[ASSIGNED TASK]: The answer is every line of the records that holds the word "Password", copied in full.

[RECORDS FOR PROCESSING]:
- - - - -

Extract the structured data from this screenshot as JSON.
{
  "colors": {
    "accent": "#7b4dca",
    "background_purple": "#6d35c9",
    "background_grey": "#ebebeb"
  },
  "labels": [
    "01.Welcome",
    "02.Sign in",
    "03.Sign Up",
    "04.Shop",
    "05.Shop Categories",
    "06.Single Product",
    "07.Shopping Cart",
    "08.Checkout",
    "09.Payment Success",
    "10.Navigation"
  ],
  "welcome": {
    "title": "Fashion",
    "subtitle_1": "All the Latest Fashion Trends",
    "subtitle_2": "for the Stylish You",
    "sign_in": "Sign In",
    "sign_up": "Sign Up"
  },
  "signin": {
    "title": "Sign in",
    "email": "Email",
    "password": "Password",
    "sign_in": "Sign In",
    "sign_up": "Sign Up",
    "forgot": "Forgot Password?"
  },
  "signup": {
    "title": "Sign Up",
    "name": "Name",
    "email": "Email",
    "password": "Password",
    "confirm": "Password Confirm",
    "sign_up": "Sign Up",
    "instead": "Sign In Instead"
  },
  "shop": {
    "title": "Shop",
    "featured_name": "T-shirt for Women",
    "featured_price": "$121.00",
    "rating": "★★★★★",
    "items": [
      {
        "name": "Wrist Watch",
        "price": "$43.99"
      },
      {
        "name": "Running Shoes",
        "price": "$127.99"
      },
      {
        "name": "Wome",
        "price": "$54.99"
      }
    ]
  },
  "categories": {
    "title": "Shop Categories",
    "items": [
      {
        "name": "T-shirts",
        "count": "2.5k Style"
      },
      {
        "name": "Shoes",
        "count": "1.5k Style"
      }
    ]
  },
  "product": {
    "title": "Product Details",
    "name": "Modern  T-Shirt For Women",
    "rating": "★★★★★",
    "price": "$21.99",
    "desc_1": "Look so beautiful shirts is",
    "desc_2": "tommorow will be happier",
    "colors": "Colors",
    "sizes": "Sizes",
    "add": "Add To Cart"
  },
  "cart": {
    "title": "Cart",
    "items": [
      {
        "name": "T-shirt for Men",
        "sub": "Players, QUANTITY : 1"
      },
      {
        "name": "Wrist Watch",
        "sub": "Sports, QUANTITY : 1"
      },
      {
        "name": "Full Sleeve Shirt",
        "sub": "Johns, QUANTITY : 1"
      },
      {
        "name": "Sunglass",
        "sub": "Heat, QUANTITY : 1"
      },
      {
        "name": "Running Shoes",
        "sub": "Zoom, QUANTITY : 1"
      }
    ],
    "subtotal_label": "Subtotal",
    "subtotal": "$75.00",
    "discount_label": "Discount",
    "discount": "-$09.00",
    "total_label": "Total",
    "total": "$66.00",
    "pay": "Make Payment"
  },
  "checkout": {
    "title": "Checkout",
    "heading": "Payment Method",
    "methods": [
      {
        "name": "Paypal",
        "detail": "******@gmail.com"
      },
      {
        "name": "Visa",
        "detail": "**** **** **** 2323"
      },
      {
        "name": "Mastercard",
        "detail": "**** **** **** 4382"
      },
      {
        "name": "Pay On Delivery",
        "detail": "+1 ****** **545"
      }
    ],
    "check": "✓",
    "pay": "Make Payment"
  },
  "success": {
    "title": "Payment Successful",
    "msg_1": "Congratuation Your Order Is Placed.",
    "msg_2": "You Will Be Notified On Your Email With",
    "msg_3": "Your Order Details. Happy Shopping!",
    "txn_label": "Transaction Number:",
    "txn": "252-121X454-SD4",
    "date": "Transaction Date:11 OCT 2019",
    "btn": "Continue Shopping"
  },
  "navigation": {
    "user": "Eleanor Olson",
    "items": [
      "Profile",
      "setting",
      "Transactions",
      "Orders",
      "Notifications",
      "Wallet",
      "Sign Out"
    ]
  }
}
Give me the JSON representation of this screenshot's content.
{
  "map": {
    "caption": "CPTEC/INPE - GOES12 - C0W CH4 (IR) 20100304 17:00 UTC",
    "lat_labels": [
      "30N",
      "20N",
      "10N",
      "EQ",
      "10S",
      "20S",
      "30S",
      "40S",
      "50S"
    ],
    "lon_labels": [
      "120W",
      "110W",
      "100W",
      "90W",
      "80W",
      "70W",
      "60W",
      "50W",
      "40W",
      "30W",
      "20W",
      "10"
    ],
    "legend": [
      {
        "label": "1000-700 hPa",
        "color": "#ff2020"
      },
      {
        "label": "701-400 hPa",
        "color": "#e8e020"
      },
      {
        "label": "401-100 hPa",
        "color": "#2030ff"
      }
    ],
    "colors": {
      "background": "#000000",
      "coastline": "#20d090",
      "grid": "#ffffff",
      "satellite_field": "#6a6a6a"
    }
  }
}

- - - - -

[OUTPUT OF THE EXERCISE]:
    "password": "Password",
    "forgot": "Forgot Password?"
    "password": "Password",
    "confirm": "Password Confirm",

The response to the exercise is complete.